● **The task**: Which lines below contain the word "void"? Copy each of them.

::: Entries provided :::

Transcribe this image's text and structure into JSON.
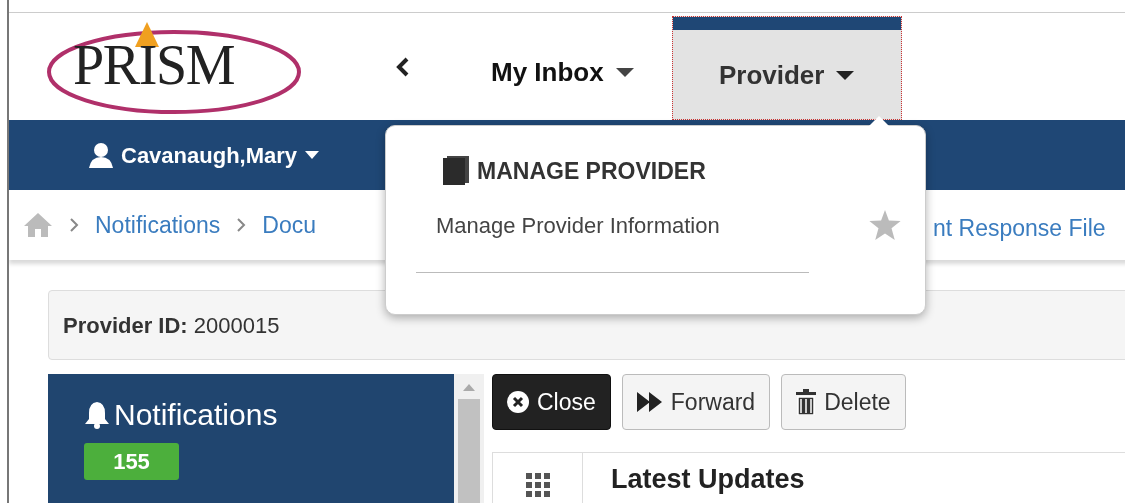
{
  "logo": {
    "text": "PRISM"
  },
  "nav_tabs": [
    {
      "label": "My Inbox",
      "selected": false
    },
    {
      "label": "Provider",
      "selected": true
    }
  ],
  "user_menu": {
    "label": "Cavanaugh,Mary"
  },
  "breadcrumb": [
    "Notifications",
    "Docu"
  ],
  "breadcrumb_tail": "nt Response File",
  "dropdown": {
    "heading": "MANAGE PROVIDER",
    "items": [
      "Manage Provider Information"
    ]
  },
  "provider_bar": {
    "label": "Provider ID:",
    "value": "2000015"
  },
  "sidebar": {
    "heading": "Notifications",
    "badge": "155"
  },
  "toolbar": [
    {
      "kind": "close",
      "label": "Close"
    },
    {
      "kind": "forward",
      "label": "Forward"
    },
    {
      "kind": "delete",
      "label": "Delete"
    }
  ],
  "panel": {
    "title": "Latest Updates"
  }
}
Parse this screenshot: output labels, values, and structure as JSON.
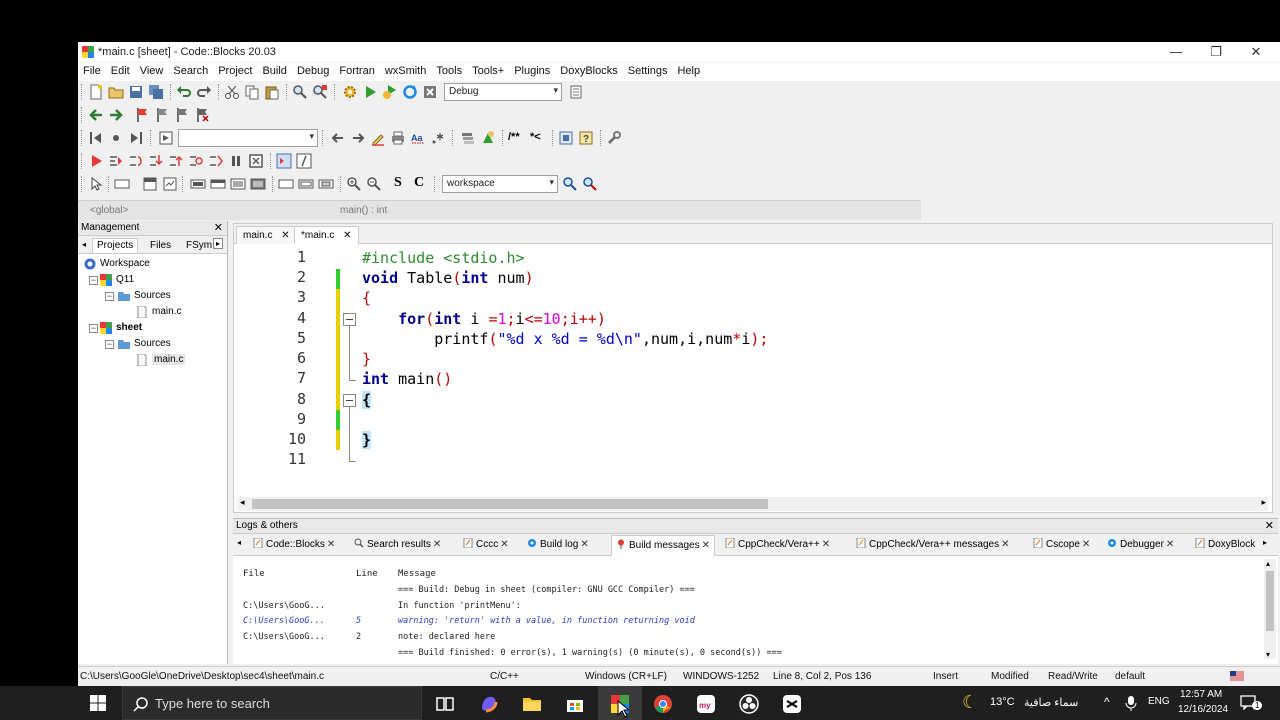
{
  "window": {
    "title": "*main.c [sheet] - Code::Blocks 20.03",
    "controls": {
      "minimize": "—",
      "maximize": "❐",
      "close": "✕"
    }
  },
  "menu": [
    "File",
    "Edit",
    "View",
    "Search",
    "Project",
    "Build",
    "Debug",
    "Fortran",
    "wxSmith",
    "Tools",
    "Tools+",
    "Plugins",
    "DoxyBlocks",
    "Settings",
    "Help"
  ],
  "toolbar": {
    "build_target": "Debug",
    "search_combo": "workspace",
    "bold_s": "S",
    "bold_c": "C",
    "comment_block": "/**",
    "comment_line": "*<"
  },
  "scope": {
    "global": "<global>",
    "function": "main() : int"
  },
  "management": {
    "title": "Management",
    "close": "✕",
    "tabs": [
      "Projects",
      "Files",
      "FSym"
    ],
    "tree": [
      {
        "label": "Workspace",
        "level": 0,
        "bold": false
      },
      {
        "label": "Q11",
        "level": 1,
        "bold": false
      },
      {
        "label": "Sources",
        "level": 2,
        "bold": false
      },
      {
        "label": "main.c",
        "level": 3,
        "bold": false
      },
      {
        "label": "sheet",
        "level": 1,
        "bold": true
      },
      {
        "label": "Sources",
        "level": 2,
        "bold": false
      },
      {
        "label": "main.c",
        "level": 3,
        "bold": false
      }
    ]
  },
  "editor": {
    "tabs": [
      {
        "label": "main.c",
        "close": "✕"
      },
      {
        "label": "*main.c",
        "close": "✕"
      }
    ],
    "line_numbers": [
      "1",
      "2",
      "3",
      "4",
      "5",
      "6",
      "7",
      "8",
      "9",
      "10",
      "11"
    ],
    "code": {
      "l1": "#include <stdio.h>",
      "l2_kw": "void",
      "l2_name": " Table",
      "l2_open": "(",
      "l2_kw2": "int",
      "l2_arg": " num",
      "l2_close": ")",
      "l3": "{",
      "l4_indent": "    ",
      "l4_kw": "for",
      "l4_open": "(",
      "l4_kw2": "int",
      "l4_var": " i ",
      "l4_eq": "=",
      "l4_n1": "1",
      "l4_semi1": ";",
      "l4_i": "i",
      "l4_le": "<=",
      "l4_n10": "10",
      "l4_semi2": ";",
      "l4_inc": "i++",
      "l4_close": ")",
      "l5_indent": "        ",
      "l5_fn": "printf",
      "l5_open": "(",
      "l5_str": "\"%d x %d = %d\\n\"",
      "l5_args1": ",num,i,num",
      "l5_star": "*",
      "l5_args2": "i",
      "l5_close": ");",
      "l6": "}",
      "l7_kw": "int",
      "l7_name": " main",
      "l7_paren": "()",
      "l8": "{",
      "l10": "}"
    }
  },
  "logs": {
    "title": "Logs & others",
    "close": "✕",
    "tabs": [
      "Code::Blocks",
      "Search results",
      "Cccc",
      "Build log",
      "Build messages",
      "CppCheck/Vera++",
      "CppCheck/Vera++ messages",
      "Cscope",
      "Debugger",
      "DoxyBlock"
    ],
    "tab_close": "✕",
    "columns": [
      "File",
      "Line",
      "Message"
    ],
    "rows": [
      {
        "file": "",
        "line": "",
        "message": "=== Build: Debug in sheet (compiler: GNU GCC Compiler) ===",
        "warn": false
      },
      {
        "file": "C:\\Users\\GooG...",
        "line": "",
        "message": "In function 'printMenu':",
        "warn": false
      },
      {
        "file": "C:\\Users\\GooG...",
        "line": "5",
        "message": "warning: 'return' with a value, in function returning void",
        "warn": true
      },
      {
        "file": "C:\\Users\\GooG...",
        "line": "2",
        "message": "note: declared here",
        "warn": false
      },
      {
        "file": "",
        "line": "",
        "message": "=== Build finished: 0 error(s), 1 warning(s) (0 minute(s), 0 second(s)) ===",
        "warn": false
      }
    ]
  },
  "status": {
    "path": "C:\\Users\\GooGle\\OneDrive\\Desktop\\sec4\\sheet\\main.c",
    "language": "C/C++",
    "eol": "Windows (CR+LF)",
    "encoding": "WINDOWS-1252",
    "position": "Line 8, Col 2, Pos 136",
    "mode": "Insert",
    "modified": "Modified",
    "access": "Read/Write",
    "profile": "default"
  },
  "taskbar": {
    "search_placeholder": "Type here to search",
    "weather_temp": "13°C",
    "weather_text": "سماء صافية",
    "language": "ENG",
    "time": "12:57 AM",
    "date": "12/16/2024",
    "notif_count": "1"
  },
  "colors": {
    "preprocessor": "#2e8b2e",
    "keyword": "#00008b",
    "operator": "#c00000",
    "number": "#e000e0",
    "string": "#0000c8",
    "change_marker_saved": "#33cc33",
    "change_marker_unsaved": "#e8d000"
  }
}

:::

● **Answer to this exercise**:
      "l2_kw": "void",
        "message": "warning: 'return' with a value, in function returning void",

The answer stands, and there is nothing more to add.